On the topic of death, Mark Twain quoted,” The fear of death follows from the fear of life. A man who lives fully is prepared to die any time.”

Before Mark Twain’s own passing, on April 21, 1910, he was enlightened by the topic of death and often found humor in how the world would be a horrible place if we had to be around forever. Death deserves no less an important aspect in our life, just as birth does. Death is life, and it is the one thing that we will all experience one day.

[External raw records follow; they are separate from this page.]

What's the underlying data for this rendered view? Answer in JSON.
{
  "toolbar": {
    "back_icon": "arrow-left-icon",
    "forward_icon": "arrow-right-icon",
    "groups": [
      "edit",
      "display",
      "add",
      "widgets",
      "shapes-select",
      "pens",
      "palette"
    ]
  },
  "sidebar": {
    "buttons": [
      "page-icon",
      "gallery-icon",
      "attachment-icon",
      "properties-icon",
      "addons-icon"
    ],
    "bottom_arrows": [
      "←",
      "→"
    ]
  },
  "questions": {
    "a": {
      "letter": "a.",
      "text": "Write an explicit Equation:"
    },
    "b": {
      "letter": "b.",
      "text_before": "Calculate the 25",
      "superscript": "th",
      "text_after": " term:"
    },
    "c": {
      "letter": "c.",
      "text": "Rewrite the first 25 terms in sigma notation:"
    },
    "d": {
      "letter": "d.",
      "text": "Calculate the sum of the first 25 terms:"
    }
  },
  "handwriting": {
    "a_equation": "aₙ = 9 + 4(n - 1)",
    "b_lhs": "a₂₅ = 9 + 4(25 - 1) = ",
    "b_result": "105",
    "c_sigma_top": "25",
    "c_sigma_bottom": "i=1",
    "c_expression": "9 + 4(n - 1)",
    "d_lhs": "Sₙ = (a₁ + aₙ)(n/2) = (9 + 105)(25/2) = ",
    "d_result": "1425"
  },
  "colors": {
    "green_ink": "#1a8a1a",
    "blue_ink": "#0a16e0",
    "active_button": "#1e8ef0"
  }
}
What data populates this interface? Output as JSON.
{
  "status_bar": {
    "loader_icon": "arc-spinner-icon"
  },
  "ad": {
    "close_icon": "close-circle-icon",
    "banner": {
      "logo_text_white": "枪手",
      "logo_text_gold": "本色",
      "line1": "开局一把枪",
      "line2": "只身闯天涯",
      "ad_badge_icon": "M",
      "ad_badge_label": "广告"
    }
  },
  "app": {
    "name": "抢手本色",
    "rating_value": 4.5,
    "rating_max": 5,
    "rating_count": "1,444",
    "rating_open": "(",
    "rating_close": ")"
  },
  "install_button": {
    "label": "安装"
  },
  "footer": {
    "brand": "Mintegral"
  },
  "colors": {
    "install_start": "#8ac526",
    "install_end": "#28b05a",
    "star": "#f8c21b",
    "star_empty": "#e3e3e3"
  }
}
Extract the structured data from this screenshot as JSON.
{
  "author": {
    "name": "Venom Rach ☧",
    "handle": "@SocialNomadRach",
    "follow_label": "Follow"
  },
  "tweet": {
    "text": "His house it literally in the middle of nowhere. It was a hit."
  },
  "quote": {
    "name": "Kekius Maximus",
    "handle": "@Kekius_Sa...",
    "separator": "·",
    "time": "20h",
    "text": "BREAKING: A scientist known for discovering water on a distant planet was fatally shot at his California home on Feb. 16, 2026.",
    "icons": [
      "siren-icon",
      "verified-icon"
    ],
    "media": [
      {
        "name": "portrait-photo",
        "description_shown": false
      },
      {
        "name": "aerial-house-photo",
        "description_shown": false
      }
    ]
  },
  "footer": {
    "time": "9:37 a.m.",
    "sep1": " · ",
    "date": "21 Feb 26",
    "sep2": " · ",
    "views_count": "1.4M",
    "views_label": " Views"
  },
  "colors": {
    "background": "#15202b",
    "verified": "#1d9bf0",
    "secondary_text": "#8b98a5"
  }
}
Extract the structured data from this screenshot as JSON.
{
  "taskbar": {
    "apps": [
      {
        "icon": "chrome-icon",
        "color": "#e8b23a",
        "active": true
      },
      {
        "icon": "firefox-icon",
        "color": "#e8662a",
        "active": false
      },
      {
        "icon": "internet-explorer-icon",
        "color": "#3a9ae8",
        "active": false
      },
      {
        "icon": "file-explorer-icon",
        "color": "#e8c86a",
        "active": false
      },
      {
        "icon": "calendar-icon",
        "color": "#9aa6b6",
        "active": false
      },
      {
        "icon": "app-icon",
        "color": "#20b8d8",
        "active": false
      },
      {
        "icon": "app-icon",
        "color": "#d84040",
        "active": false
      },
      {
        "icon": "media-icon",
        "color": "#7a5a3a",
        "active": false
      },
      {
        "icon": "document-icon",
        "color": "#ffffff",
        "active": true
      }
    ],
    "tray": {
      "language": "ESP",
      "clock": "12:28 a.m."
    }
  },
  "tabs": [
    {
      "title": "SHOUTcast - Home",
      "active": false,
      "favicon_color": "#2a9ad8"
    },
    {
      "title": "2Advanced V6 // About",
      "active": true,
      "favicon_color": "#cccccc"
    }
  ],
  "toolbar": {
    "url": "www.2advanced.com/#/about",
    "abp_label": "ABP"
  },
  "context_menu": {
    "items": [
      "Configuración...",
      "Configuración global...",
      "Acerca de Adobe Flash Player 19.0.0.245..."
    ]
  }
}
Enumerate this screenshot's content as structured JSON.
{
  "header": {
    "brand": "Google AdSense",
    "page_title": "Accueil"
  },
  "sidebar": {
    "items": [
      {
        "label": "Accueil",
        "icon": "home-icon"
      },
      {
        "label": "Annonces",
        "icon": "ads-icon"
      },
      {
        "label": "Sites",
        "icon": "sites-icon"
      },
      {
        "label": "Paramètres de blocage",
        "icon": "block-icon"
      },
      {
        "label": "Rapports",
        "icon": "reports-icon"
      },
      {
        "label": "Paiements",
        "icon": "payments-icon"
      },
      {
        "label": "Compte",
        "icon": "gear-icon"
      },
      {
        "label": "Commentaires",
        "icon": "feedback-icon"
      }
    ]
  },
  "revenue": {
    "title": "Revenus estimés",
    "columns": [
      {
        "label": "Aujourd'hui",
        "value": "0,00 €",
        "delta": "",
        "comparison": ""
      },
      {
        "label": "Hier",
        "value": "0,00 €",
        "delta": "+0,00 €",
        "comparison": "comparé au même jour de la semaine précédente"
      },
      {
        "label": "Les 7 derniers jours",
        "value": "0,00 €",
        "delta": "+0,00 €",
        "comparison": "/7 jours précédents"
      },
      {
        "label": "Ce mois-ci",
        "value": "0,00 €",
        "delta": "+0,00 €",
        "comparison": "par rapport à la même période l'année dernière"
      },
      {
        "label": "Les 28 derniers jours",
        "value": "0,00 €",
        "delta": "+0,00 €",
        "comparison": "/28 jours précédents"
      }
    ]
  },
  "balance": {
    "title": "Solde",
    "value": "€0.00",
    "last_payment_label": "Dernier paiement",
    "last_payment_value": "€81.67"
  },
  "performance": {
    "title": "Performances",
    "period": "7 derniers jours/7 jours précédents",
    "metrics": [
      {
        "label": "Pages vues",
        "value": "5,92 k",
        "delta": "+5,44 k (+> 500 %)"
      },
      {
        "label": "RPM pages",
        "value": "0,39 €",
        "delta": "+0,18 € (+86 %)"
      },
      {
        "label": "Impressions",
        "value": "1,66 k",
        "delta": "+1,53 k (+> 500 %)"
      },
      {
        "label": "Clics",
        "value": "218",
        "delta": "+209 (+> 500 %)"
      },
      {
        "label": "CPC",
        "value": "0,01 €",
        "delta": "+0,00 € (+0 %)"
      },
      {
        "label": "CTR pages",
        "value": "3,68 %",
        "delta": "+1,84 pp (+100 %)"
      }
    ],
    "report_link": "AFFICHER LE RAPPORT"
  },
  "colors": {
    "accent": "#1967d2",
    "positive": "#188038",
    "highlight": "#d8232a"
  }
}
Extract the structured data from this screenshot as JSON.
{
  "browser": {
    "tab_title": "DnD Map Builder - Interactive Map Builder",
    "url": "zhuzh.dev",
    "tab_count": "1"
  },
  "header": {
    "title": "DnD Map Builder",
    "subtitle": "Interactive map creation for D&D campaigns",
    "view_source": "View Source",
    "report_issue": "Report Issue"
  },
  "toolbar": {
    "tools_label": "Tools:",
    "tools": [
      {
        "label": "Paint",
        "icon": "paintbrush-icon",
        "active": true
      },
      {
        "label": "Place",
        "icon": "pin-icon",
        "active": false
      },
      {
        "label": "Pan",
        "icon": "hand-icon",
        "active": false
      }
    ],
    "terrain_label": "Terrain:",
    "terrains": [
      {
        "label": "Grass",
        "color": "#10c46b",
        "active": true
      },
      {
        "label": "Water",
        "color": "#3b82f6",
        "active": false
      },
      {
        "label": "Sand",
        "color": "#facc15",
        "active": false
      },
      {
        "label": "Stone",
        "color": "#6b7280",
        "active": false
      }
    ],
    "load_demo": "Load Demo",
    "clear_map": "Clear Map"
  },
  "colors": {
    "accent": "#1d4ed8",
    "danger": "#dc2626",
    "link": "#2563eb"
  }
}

I’ve learned through supporting others, that the loss of a loved one, an illness, or as we simply get older, death has a way of drawing us closer to our own mortality and what is meaningful in our life. It is unfortunately something we tend to fear or try to avoid discussing. Nothing makes you more present in life than death. It has long been practiced by ancient Greek scholars, and the Buddha, who suggest that it is important and enlightening to always keep death in mind, to appreciate life more, and to remain humble in the face of adversity. In the practice of meditation, it can be viewed to dissolve our ego to a pure enlightened self in the preparation for one’s death. The conversation of death might not always be comfortable, however, in understanding death and recognizing the value of exploring and preparing for it, not only can we create a meaningful ending, but within the process we can discover and embrace a more meaningful life.

In the exploration and planning for death, we can help identify what brings us joy, nurtures our soul, and brings meaning to our lives. In discussing our end-of-life, it can also bring forward the pain and fears that may limit us from living a more meaningful life. I like to refer to these experiences as unexplored pain, unfinished business or perhaps regrets that exist in our life that can hold us back from the peace, love, and joy needed to create a more meaningful life and ending.

We often plan the best for life, and death deserves no less. No matter how hard or scary it may be to think about our death, it is inevitable, and it is a life event, not just a medical event.

When I began Meaningful Endings, my focus was initially to support individuals and their families in the planning and preparation of end-of-life while also offering grief counselling if needed. What I discovered was that in helping others create a meaningful ending, not only did the process encourage to honor their end-of-life wishes for tomorrow, but it also supported a more meaningful life today. There are many reasons for planning for death but here are some of the key reasons and responses I have heard to date:

  • To create the opportunity for a meaningful and peaceful end
  • To gain a sense of peace of mind if death happens suddenly
  • To relieve the burden of decision making from the family
  • To take care of unfinished business
  • To have control of one’s own life and death
  • To prepare for retirement and part of wellness
  • To be organized and manage end-of life properly
  • To be free from worries, or fears, or anxieties around death
  • To ease worries of having been diagnosed with an illness
  • To ensure that one’s affairs are legally in order
  • To put one’s mind at ease that their wishes are understood and will be respected

Perhaps this journal entry resonates with you because of your loss of a loved one, raises concerns or questions about death, or you have an interest in preparing for your ending. For further information on how to begin your journey towards a meaningful ending, please reach out for your free 60-minute consultation in my contact page.